ExampleRegional1x145Clipping.jpg
ExampleRegional1x175Clipping.jpg

References

Refer to the following references for more information:

Bob Cromwell, "Localized Contrast Enhancement: Histogram Equalization," paper on his web site at http://www.cromwell-intl.com/3d/histogram/Index.html.

Douglas A. Lyon, Image Processing in Java (Upper Saddle River, New Jersey: Prentice-Hall, 1999).

Tamer Rabie, Rangaraj Rangayan, Raman Paranjape, "Adaptive-Neighborhood Image Deblurring," The University of Calgary, Department of Electrical and Computer Engineering (Calgary, Alberta, Canada: NEC Research Institute, 2002).

John Russ, The Image Processing Handbook (Boca Raton, Florida: CRC Press LLC, 2003).

J. Alex Stark, "Adaptive Image Contrast Enhancement Using Generalizations of Histogram Equalization," in IEEE Transactions on Image Processing (May 2000).

Claes Tidestav, "Short Introduction to Adaptive Equalization." (Uppsala, Swedon: Uppsala University, April 1996).

Applying the Histogram Equalization: Regional Adaptive algorithm

To run this algorithm, complete the following steps:

  1. Open an image.
  2. Perform, as an option, any other image processing on the image.
  3. Select Algorithms > Histogram Equalization > Regional Adaptive. The Regional Adaptive Histogram Equalization dialog box (Figure 3) opens.
  4. Complete the information in the dialog box.
  5. Click OK. The algorithm begins to run.

Figure 3. The Regional Adaptive Histogram Equalization dialog box

Divisions of width
Indicates the number of times the algorithm should divide the image in width to make a region.
If you select 2, the algorithm divides the image in width by 2 yielding two areas: a left side and a right side. Each is used separately for histogram equalization.
DialogboxRegionalAdaptiveHistogramEqualization.jpg

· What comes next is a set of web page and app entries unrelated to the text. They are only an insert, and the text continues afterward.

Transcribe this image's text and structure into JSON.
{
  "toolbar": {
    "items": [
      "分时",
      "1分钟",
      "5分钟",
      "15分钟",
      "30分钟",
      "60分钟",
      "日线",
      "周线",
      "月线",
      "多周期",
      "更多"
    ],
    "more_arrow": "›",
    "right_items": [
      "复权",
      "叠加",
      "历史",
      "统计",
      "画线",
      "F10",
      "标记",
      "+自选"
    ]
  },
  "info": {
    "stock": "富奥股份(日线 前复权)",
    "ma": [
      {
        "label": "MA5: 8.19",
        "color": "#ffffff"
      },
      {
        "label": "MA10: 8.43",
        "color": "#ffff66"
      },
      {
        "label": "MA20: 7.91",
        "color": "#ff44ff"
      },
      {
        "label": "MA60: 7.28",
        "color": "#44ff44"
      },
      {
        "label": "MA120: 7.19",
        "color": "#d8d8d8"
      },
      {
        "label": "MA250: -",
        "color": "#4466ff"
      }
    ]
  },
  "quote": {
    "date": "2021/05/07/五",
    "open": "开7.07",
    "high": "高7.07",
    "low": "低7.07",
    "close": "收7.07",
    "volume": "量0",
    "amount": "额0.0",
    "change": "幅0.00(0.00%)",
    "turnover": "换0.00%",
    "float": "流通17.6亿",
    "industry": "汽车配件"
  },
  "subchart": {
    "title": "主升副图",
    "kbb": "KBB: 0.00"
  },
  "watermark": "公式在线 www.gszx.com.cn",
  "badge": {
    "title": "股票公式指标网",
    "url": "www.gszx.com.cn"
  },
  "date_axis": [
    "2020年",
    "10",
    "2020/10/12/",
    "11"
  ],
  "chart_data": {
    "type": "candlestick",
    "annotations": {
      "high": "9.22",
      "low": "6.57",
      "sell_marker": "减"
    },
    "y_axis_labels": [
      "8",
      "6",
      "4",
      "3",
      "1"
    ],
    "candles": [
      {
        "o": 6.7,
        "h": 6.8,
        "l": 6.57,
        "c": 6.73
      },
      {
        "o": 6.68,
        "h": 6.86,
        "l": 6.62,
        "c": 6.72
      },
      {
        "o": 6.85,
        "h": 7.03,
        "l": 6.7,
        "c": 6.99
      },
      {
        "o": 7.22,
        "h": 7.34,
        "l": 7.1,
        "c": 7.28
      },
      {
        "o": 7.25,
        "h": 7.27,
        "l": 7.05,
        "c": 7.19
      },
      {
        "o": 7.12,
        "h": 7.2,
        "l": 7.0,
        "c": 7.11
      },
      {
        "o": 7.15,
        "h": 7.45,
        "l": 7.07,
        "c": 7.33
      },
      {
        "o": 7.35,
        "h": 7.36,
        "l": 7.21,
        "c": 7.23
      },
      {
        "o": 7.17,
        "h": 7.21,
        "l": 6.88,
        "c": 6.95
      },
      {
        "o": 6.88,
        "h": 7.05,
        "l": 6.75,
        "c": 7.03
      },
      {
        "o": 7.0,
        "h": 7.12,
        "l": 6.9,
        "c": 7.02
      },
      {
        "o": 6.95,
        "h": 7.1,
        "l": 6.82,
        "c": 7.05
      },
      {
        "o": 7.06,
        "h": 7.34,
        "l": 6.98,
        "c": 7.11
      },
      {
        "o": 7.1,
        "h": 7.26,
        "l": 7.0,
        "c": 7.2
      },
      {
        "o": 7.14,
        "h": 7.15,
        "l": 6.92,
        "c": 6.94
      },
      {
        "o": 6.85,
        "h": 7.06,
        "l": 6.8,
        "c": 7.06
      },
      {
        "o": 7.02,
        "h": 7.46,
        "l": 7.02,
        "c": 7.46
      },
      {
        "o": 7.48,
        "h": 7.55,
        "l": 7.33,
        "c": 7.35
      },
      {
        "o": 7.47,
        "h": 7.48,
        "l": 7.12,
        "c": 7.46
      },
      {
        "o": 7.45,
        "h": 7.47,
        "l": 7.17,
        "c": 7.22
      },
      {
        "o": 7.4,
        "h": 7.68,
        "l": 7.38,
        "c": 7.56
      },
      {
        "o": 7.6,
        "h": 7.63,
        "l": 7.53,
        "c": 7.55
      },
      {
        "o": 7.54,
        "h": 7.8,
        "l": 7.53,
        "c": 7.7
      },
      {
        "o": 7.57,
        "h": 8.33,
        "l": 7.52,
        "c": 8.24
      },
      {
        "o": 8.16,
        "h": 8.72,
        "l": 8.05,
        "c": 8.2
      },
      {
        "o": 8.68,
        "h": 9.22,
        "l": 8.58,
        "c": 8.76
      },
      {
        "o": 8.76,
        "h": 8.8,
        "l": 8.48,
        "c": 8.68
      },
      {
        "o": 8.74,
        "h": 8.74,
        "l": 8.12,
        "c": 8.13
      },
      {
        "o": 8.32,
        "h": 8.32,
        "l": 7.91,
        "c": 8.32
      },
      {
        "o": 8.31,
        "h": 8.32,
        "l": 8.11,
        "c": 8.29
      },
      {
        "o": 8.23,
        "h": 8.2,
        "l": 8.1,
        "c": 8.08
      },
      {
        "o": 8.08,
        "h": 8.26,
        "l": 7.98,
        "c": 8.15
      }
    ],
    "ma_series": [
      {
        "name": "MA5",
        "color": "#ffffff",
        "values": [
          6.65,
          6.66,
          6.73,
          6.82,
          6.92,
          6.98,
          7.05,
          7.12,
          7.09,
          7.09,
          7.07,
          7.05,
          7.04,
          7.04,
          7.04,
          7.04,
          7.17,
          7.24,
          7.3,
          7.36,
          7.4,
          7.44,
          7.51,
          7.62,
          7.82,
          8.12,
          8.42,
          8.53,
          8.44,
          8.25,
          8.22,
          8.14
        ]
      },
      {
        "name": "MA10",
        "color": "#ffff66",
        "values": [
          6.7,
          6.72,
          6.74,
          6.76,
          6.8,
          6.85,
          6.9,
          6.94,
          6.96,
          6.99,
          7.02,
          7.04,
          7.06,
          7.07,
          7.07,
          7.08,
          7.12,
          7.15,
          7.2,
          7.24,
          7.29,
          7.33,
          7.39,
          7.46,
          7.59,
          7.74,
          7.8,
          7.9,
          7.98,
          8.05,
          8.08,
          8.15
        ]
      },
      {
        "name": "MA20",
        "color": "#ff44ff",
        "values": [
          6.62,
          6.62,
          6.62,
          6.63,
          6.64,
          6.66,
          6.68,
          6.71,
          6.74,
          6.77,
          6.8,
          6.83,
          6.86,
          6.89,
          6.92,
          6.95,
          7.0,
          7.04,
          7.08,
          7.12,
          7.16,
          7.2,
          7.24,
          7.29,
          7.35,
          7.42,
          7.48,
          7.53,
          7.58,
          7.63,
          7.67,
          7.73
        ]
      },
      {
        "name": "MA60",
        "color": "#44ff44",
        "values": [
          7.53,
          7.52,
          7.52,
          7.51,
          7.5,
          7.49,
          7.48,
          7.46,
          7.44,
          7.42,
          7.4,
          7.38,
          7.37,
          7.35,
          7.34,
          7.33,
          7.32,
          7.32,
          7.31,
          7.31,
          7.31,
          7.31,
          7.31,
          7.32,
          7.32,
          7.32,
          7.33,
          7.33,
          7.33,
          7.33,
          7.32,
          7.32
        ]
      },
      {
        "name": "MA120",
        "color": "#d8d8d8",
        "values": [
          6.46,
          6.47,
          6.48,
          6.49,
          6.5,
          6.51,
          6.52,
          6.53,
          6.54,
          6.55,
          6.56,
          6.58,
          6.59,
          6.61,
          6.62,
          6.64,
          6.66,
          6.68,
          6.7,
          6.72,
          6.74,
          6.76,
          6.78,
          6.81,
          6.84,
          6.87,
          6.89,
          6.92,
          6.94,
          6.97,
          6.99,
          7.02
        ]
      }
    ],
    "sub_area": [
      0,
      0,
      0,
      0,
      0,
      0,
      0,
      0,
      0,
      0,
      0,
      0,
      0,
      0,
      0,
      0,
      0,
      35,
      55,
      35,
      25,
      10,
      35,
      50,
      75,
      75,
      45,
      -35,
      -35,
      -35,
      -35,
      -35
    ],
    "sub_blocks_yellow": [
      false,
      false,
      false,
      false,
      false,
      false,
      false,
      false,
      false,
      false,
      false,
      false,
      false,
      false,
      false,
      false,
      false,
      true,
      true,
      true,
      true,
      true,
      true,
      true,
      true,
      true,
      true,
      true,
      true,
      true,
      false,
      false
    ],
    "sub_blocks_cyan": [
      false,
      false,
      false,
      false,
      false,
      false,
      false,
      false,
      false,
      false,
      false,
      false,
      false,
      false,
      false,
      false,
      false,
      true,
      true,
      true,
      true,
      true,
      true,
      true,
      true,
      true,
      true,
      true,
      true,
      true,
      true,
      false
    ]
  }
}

Divisions of height
Indicates the number of times the algorithm should divide the image in height to make a region.
If you select 3, the algorithm divides the image in height by 3 yielding three areas: a top, middle, and bottom part.
Activate clamping
Allows you to specify the maximum number of pixels with a certain pixel bin.
Selecting this check box makes Fraction of most frequent pixel intensity active.
Fraction of most frequent pixel intensity (%)
Indicates the percentage (1 through 99) of the maximum number of pixels per intensity allowed. The algorithm records and redistributes the pixels for any intensity that has more pixels than the calculated value. The default value is 75 percent. A lower value reduces the contrast of a region and is sometimes required to prevent parts of the image from becoming oversatured. To use this field, first select Activate clamping.
Red channel
Treats all of the pixels in the red channel as its own intensity as if the image were three separate monochrome images (only applicable to color images).
Green channel
Treats all of the pixels in the green channel as its own intensity as if the image were three separate monochrome images (only applicable to color images).
Blue channel
Treats all of the pixels in the blue channel as its own intensity as if the image were three separate monochrome images (only applicable to color images).
New image
Shows the results of the algorithm in a new image window.
Replace image
Replaces the source image with the results of the algorithm.
OK
Applies the algorithm according to the specifications in this dialog box.
Cancel
Disregards any changes you made in this dialog box and closes the dialog box.
Help
Displays online help for this dialog box.
A pop-up window appears with the status. A series of status messages appear in the window.
When the algorithm finishes running, the pop-up window closes.
Depending on whether you selected New image or Replace image, the results appear in a new window or replace the image to which the algorithm was applied.